Assignats were now backed by nothing, and the population began to understand that the rapid rise in their supply wasn't a solution to all ills. People began to hoard gold and silver coins. Prices began to rise. Businesses began to pull back on concerns over rising costs and uncertainty. Unemployment rose. Stockbrokers, speculators and exporters prospered; ordinary working people did not.

Late 1791 brought 300 million more assignats. And the presses then just kept rolling. No assignats were ever recalled or burned. All limits on their issuance were cancelled. Mobs started to riot demanding basic necessities. It turned violent. And that was that.

There are obvious parallels to today. We've printed a lot of money. We have sterilised (the modern term for burning) none of it. We find ourselves in a situation where speculators make great fortunes (London house flippers are the gold coin speculators of our day). And, of course, we have a tendency to do odd things such as confiscate property from charitable organisations and flog them on the cheap to widen homeownership.


The Hameau de la Reine Marie Antoinette's play-farm at Versailles

Is there revolution ahead? I'd like to think not. But a trip to the English countryside at the weekend did make me wonder.One of the things that made Marie Antoinette particularly ridiculous was Hameau de la Reine, the rustic village and farm she had built in the grounds of Versailles so she, and the members of her elite, could feel close to nature. Here's part of the (pretty accurate) Wikipedia entry on it:

"The Hamlet was part of Marie Antoinette's estate, and she enjoyed dressing as a young shepherdess and acting like a peasant, while surrounded by the comforts of a royal lifestyle. Marie Antoinette enjoyed acting as a tableau vivant, as if she were part of a painting. She brought her idyllic, picturesque village to life by stocking the barn with animals, and bringing in "simple" people, such as milkmaids and herdsmen, to act like residents of the hamlet. Marie Antoinette would stroll around her perfect world in simple shepherdess garb with her children, part of an idealised nature. Her closest friends joined her in her ornamental village, where they also enjoyed pretending to live a simple life."

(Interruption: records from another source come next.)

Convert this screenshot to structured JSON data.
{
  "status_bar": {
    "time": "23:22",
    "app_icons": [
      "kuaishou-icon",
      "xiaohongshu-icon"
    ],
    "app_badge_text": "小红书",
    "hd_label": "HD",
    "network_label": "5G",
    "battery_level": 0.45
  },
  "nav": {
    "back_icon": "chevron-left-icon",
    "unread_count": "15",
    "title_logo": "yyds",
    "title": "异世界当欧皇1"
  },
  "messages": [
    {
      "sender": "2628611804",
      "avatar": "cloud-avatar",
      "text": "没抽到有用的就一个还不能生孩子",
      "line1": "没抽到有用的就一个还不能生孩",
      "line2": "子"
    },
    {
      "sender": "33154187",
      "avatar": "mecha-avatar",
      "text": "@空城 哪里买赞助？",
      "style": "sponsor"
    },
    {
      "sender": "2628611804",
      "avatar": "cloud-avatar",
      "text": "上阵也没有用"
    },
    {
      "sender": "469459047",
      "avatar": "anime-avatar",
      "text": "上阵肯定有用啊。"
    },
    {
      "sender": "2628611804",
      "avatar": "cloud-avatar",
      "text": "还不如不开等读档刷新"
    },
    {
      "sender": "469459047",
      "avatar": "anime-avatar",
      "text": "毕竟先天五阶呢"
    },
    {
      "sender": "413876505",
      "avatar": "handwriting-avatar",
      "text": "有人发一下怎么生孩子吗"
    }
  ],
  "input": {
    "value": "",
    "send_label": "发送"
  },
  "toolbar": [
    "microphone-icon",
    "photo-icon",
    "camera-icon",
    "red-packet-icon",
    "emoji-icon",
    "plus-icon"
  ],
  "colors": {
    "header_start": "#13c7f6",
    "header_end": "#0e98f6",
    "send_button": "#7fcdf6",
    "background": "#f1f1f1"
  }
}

You probably think this is all totally nuts. But an awful lot of today's elites don't.

Take a look at the websites for some of the new hotels in the UK countryside hotels such as The Pig or Soho Farmhouse. Go to those and you will get to experience exactly the same kind of super clean luxury farm escape as Marie Antoinette.

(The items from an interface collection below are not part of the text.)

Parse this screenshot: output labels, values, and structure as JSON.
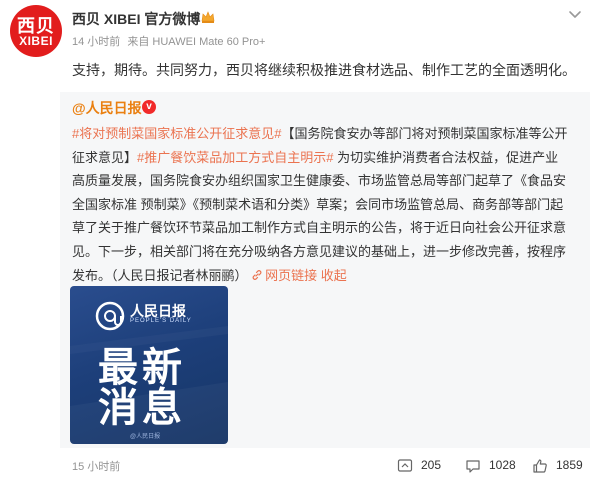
{
  "post": {
    "avatar": {
      "top": "西贝",
      "bottom": "XIBEI"
    },
    "author": "西贝 XIBEI 官方微博",
    "crown_icon": "crown-icon",
    "time": "14 小时前",
    "source": "来自 HUAWEI Mate 60 Pro+",
    "text": "支持，期待。共同努力，西贝将继续积极推进食材选品、制作工艺的全面透明化。"
  },
  "repost": {
    "author": "@人民日报",
    "verified_icon": "v-badge-icon",
    "tag1": "#将对预制菜国家标准公开征求意见#",
    "line1_rest": "【国务院食安办等部门将对预制菜国家标准等公开",
    "line2_start": "征求意见】",
    "tag2": "#推广餐饮菜品加工方式自主明示#",
    "line2_rest": " 为切实维护消费者合法权益，促进产业",
    "line3": "高质量发展，国务院食安办组织国家卫生健康委、市场监管总局等部门起草了《食品安",
    "line4": "全国家标准 预制菜》《预制菜术语和分类》草案；会同市场监管总局、商务部等部门起",
    "line5": "草了关于推广餐饮环节菜品加工制作方式自主明示的公告，将于近日向社会公开征求意",
    "line6": "见。下一步，相关部门将在充分吸纳各方意见建议的基础上，进一步修改完善，按程序",
    "line7": "发布。（人民日报记者林丽鹂）",
    "web_link": "网页链接",
    "collapse": "收起",
    "thumb": {
      "brand": "人民日报",
      "brand_en": "PEOPLE'S DAILY",
      "line1": "最新",
      "line2": "消息",
      "footer": "@人民日报"
    },
    "time": "15 小时前",
    "reposts": "205",
    "comments": "1028",
    "likes": "1859"
  },
  "colors": {
    "accent": "#eb7350",
    "brand_red": "#e21d1d",
    "repost_bg": "#f6f7f8",
    "meta_gray": "#939393"
  }
}
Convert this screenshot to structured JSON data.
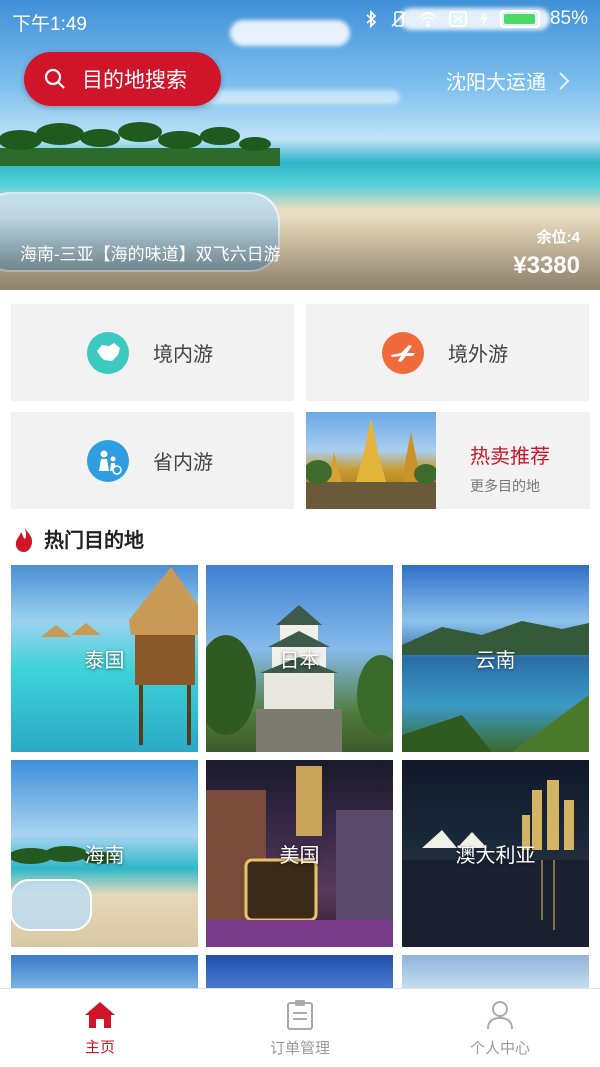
{
  "status": {
    "time": "下午1:49",
    "battery": "85%"
  },
  "hero": {
    "search_label": "目的地搜索",
    "city": "沈阳大运通",
    "title": "海南-三亚【海的味道】双飞六日游",
    "seats": "余位:4",
    "price": "¥3380"
  },
  "categories": {
    "domestic": "境内游",
    "abroad": "境外游",
    "province": "省内游",
    "hot_title": "热卖推荐",
    "hot_sub": "更多目的地"
  },
  "section": {
    "title": "热门目的地"
  },
  "destinations": [
    "泰国",
    "日本",
    "云南",
    "海南",
    "美国",
    "澳大利亚"
  ],
  "tabs": [
    {
      "label": "主页",
      "icon": "home-icon"
    },
    {
      "label": "订单管理",
      "icon": "clipboard-icon"
    },
    {
      "label": "个人中心",
      "icon": "user-icon"
    }
  ],
  "colors": {
    "accent": "#d0152b",
    "domestic": "#3cc9c0",
    "abroad": "#f06a3c",
    "province": "#2f9ee0"
  }
}
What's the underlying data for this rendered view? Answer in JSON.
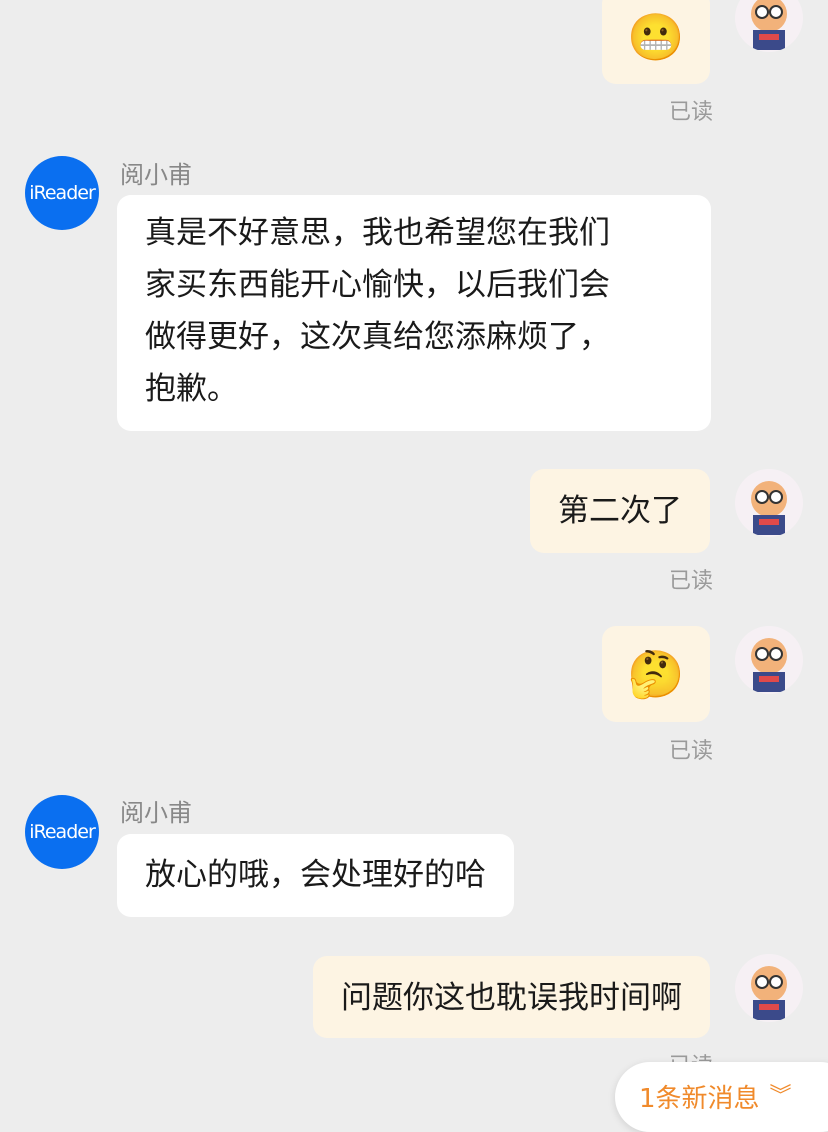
{
  "messages": {
    "m1": {
      "emoji": "😬",
      "read": "已读"
    },
    "m2": {
      "sender": "阅小甫",
      "avatar_text": "iReader",
      "lines": [
        "真是不好意思，我也希望您在我们",
        "家买东西能开心愉快，以后我们会",
        "做得更好，这次真给您添麻烦了，",
        "抱歉。"
      ]
    },
    "m3": {
      "text": "第二次了",
      "read": "已读"
    },
    "m4": {
      "emoji": "🤔",
      "read": "已读"
    },
    "m5": {
      "sender": "阅小甫",
      "avatar_text": "iReader",
      "text": "放心的哦，会处理好的哈"
    },
    "m6": {
      "text": "问题你这也耽误我时间啊",
      "read": "已读"
    }
  },
  "new_message_pill": {
    "label": "1条新消息",
    "icon": "double-chevron-down-icon"
  },
  "colors": {
    "background": "#ededed",
    "incoming_bubble": "#ffffff",
    "outgoing_bubble": "#fdf4e3",
    "accent": "#f08a2b",
    "ireader_blue": "#0a6ff0"
  }
}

You can stay in a wooden "cabin" (equipped with ready-made cocktails in the fridge). You can have a hot stone massage in a "gypsy caravan." You can have little bottles of milk delivered to your cabin door in the morning by a simple person. You can get taken to your room in a converted 1950s milk float (no need to touch any mud here); have a tin bath outside on your "porch"; wander round perfect kitchen gardens; and, if you really feel the need, you can touch a scrubbed up pig.

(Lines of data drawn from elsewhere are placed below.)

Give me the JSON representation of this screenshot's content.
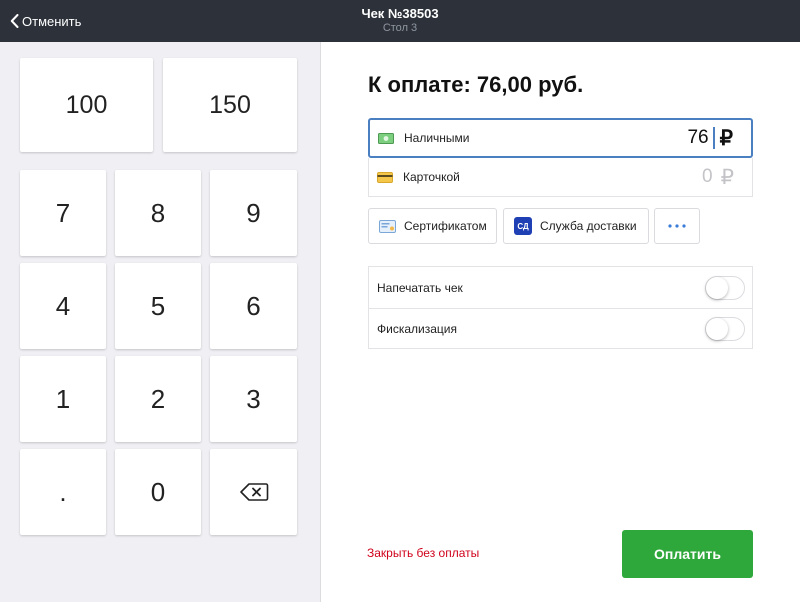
{
  "header": {
    "back_label": "Отменить",
    "title": "Чек №38503",
    "subtitle": "Стол 3"
  },
  "keypad": {
    "quick_amounts": [
      "100",
      "150"
    ],
    "digits": [
      "7",
      "8",
      "9",
      "4",
      "5",
      "6",
      "1",
      "2",
      "3",
      ".",
      "0"
    ],
    "backspace_icon": "backspace-icon"
  },
  "payment": {
    "heading": "К оплате: 76,00 руб.",
    "currency_sign": "₽",
    "methods": [
      {
        "label": "Наличными",
        "value": "76",
        "icon": "cash-icon",
        "active": true
      },
      {
        "label": "Карточкой",
        "value": "0",
        "icon": "card-icon",
        "active": false
      }
    ],
    "other_methods": [
      {
        "label": "Сертификатом",
        "icon": "certificate-icon"
      },
      {
        "label": "Служба доставки",
        "icon": "delivery-service-icon",
        "icon_text": "СД"
      }
    ],
    "more_icon": "more-icon"
  },
  "options": [
    {
      "label": "Напечатать чек",
      "enabled": false
    },
    {
      "label": "Фискализация",
      "enabled": false
    }
  ],
  "actions": {
    "close_without_payment": "Закрыть без оплаты",
    "pay": "Оплатить"
  },
  "colors": {
    "topbar": "#2d323a",
    "accent_blue": "#4a7fc1",
    "pay_green": "#2fa83b",
    "danger_red": "#d0021b",
    "keypad_bg": "#efeff4"
  }
}
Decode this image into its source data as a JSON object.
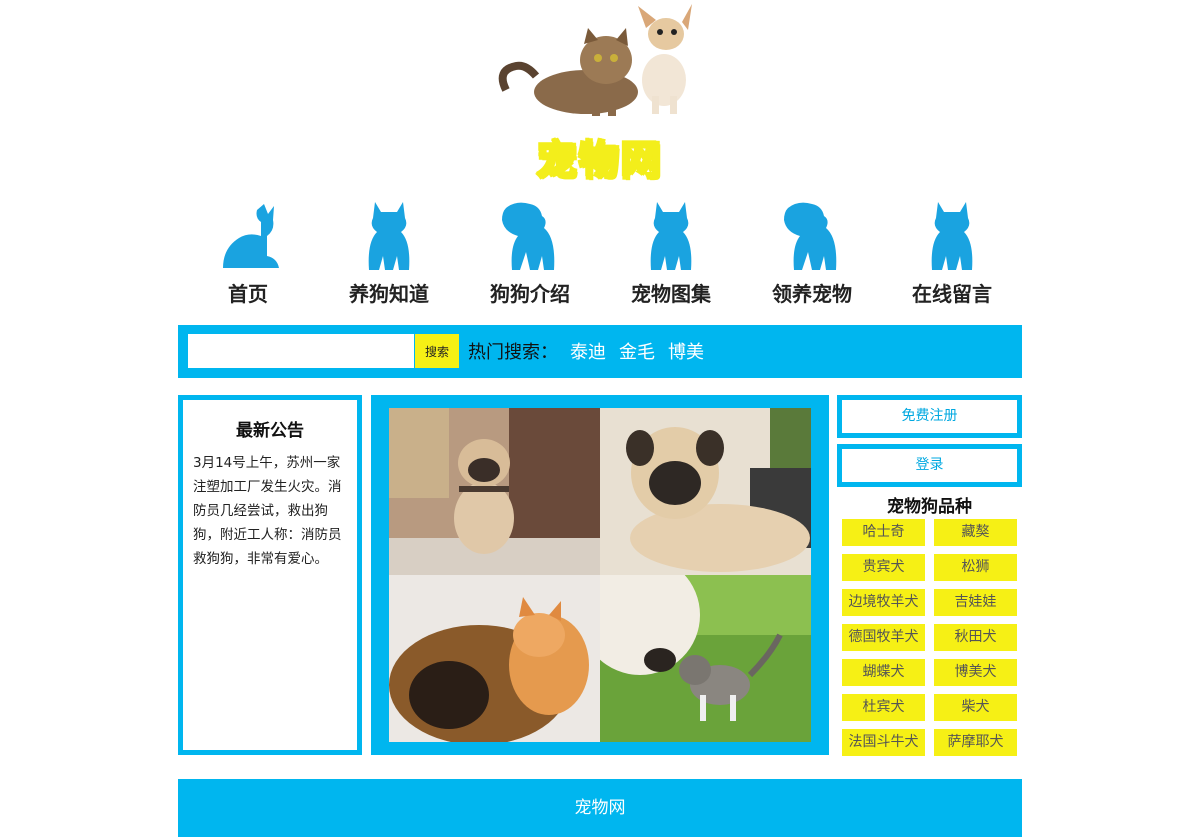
{
  "header": {
    "logo_title": "宠物网",
    "logo_art": "cat-and-chihuahua-photo"
  },
  "nav": {
    "items": [
      {
        "label": "首页",
        "icon": "sitting-cat-silhouette-icon"
      },
      {
        "label": "养狗知道",
        "icon": "kitten-silhouette-icon"
      },
      {
        "label": "狗狗介绍",
        "icon": "puppy-silhouette-icon"
      },
      {
        "label": "宠物图集",
        "icon": "kitten-silhouette-icon"
      },
      {
        "label": "领养宠物",
        "icon": "puppy-silhouette-icon"
      },
      {
        "label": "在线留言",
        "icon": "kitten-silhouette-icon"
      }
    ],
    "icon_color": "#1aa3e0"
  },
  "search": {
    "input_value": "",
    "button_label": "搜索",
    "hot_label": "热门搜索：",
    "hot_links": [
      "泰迪",
      "金毛",
      "博美"
    ]
  },
  "notice": {
    "title": "最新公告",
    "body": "3月14号上午，苏州一家注塑加工厂发生火灾。消防员几经尝试，救出狗狗，附近工人称：消防员救狗狗，非常有爱心。"
  },
  "gallery": {
    "photos": [
      "pug-sitting-photo",
      "pug-lying-photo",
      "german-shepherd-and-cat-photo",
      "dog-and-kitten-on-grass-photo"
    ]
  },
  "sidebar": {
    "register_label": "免费注册",
    "login_label": "登录",
    "breeds_title": "宠物狗品种",
    "breeds": [
      "哈士奇",
      "藏獒",
      "贵宾犬",
      "松狮",
      "边境牧羊犬",
      "吉娃娃",
      "德国牧羊犬",
      "秋田犬",
      "蝴蝶犬",
      "博美犬",
      "杜宾犬",
      "柴犬",
      "法国斗牛犬",
      "萨摩耶犬"
    ]
  },
  "footer": {
    "text": "宠物网"
  },
  "colors": {
    "accent": "#00b6ef",
    "yellow": "#f6f015"
  }
}
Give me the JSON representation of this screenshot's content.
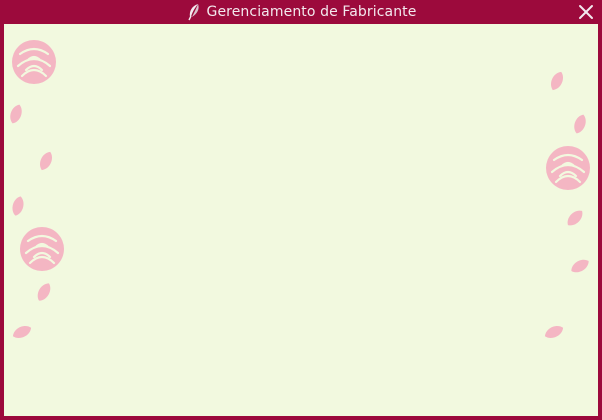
{
  "window": {
    "title": "Gerenciamento de Fabricante",
    "title_icon": "quill-feather-icon",
    "close_icon": "close-icon"
  },
  "theme": {
    "frame_color": "#9c0a3c",
    "content_background": "#f2f9df",
    "decoration_color": "#f4b6c3"
  },
  "content": {
    "decoration_icons": [
      "rose-icon",
      "petal-icon"
    ]
  }
}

It is, says the Sunday Times of the "simple cabins dotted along brooks" at Soho Farmhouse (with no sense of irony), "all about getting the well-connected reconnected with nature." You will see my point. It's totally Marie Antoinette. Vive la revolution.

Merryn Somerset Webb

Merryn Somerset Webb started her career in Tokyo at public broadcaster NHK before becoming a Japanese equity broker at what was then Warburgs. She went on to work at SBC and UBS without moving from her desk in Kamiyacho (it was the age of mergers).

After five years in Japan she returned to work in the UK at Paribas. This soon became BNP Paribas. Again, no desk move was required. On leaving the City, Merryn helped The Week magazine with its City pages before becoming the launch editor of MoneyWeek in 2000 and taking on columns first in the Sunday Times and then in 2009 in the Financial Times

Twenty years on, MoneyWeek is the best-selling financial magazine in the UK. Merryn was its Editor in Chief until 2022. She is now a senior columnist at Bloomberg and host of the Merryn Talks Money podcast -  but still writes for Moneyweek monthly. 

Merryn is also is a non executive director of two investment trusts – BlackRock Throgmorton, and the Murray Income Investment Trust.